**Data listing**.
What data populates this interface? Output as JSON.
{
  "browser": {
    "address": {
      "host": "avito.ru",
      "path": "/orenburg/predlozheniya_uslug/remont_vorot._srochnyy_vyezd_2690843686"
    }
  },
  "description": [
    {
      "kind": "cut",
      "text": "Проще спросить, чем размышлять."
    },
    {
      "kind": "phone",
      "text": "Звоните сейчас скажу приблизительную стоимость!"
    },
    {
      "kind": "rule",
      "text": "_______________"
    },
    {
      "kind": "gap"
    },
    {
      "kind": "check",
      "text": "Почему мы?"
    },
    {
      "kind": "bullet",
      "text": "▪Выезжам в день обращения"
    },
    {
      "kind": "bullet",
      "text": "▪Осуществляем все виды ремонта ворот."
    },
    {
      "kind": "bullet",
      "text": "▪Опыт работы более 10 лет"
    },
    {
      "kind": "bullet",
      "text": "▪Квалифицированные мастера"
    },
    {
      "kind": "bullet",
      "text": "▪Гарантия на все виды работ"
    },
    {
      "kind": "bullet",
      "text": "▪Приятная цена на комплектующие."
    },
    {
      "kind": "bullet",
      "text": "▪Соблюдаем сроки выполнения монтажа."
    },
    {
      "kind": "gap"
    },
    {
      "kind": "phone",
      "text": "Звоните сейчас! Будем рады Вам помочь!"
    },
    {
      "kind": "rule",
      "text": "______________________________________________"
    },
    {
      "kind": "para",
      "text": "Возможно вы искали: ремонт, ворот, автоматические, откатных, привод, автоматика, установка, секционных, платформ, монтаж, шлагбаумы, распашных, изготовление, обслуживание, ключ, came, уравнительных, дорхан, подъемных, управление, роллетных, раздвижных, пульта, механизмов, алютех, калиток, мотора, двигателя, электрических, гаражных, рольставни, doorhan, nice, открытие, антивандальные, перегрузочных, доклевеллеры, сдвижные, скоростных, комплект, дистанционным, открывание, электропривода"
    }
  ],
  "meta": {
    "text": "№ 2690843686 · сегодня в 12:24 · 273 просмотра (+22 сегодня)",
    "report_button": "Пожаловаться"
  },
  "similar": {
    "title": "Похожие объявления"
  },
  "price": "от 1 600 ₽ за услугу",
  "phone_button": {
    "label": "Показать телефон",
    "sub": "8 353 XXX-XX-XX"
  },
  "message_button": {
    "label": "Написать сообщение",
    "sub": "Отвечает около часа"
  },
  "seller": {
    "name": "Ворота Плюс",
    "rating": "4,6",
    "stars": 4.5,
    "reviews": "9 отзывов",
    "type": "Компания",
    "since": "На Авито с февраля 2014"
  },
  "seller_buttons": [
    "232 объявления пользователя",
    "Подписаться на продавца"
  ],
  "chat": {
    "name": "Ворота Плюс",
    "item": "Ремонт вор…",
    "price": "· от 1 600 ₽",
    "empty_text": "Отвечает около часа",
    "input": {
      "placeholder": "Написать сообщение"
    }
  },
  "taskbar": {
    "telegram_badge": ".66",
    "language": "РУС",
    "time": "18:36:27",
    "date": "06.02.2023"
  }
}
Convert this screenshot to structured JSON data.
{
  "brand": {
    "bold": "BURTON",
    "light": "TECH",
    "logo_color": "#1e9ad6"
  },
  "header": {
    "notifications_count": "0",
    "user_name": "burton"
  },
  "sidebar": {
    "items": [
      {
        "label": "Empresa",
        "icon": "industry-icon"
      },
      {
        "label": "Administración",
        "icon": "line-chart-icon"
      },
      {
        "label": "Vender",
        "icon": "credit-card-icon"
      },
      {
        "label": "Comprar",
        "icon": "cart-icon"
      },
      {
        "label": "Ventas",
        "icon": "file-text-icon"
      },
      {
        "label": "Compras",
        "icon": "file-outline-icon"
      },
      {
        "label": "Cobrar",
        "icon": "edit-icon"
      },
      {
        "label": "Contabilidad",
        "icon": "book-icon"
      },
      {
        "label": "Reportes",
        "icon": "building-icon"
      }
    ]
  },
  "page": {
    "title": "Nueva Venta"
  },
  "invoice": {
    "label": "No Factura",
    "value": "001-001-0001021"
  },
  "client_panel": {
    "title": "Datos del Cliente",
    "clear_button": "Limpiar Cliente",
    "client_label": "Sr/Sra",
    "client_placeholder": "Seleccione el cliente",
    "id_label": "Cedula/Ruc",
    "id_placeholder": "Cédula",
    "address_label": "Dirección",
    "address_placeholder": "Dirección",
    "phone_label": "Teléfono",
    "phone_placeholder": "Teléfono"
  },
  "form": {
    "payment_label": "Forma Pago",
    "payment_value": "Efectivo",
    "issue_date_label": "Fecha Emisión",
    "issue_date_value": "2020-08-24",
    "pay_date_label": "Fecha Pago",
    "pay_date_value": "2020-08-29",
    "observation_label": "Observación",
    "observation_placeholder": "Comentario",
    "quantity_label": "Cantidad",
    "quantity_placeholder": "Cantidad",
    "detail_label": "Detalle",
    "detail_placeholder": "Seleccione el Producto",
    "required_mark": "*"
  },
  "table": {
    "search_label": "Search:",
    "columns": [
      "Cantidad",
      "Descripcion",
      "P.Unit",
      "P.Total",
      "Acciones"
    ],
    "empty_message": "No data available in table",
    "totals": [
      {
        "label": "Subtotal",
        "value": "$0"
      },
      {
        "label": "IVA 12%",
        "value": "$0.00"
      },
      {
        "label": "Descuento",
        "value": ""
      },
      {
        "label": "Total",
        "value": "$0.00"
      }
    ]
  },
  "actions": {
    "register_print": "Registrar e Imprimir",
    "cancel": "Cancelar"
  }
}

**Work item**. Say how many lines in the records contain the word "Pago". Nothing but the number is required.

**Task result**. 2